Interface dataset entries
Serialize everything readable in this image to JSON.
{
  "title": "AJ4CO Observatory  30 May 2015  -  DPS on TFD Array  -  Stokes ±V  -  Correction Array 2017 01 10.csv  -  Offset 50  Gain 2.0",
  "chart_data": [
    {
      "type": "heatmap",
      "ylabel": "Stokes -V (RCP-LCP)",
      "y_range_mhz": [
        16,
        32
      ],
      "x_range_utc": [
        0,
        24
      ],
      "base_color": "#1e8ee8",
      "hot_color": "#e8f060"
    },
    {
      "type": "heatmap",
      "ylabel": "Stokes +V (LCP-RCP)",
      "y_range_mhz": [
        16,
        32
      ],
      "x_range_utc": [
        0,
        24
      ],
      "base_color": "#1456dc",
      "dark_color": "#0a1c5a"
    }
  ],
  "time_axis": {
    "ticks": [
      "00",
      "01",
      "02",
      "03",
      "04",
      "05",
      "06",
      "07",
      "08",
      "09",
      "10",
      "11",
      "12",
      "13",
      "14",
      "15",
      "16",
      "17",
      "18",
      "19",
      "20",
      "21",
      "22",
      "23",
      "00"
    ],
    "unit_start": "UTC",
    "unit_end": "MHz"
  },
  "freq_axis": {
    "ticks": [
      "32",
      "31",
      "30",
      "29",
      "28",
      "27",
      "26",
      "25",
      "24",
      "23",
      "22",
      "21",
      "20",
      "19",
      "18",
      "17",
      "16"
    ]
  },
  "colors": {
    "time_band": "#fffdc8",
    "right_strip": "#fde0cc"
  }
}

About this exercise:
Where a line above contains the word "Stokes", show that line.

Exercise response:
  "title": "AJ4CO Observatory  30 May 2015  -  DPS on TFD Array  -  Stokes ±V  -  Correction Array 2017 01 10.csv  -  Offset 50  Gain 2.0",
      "ylabel": "Stokes -V (RCP-LCP)",
      "ylabel": "Stokes +V (LCP-RCP)",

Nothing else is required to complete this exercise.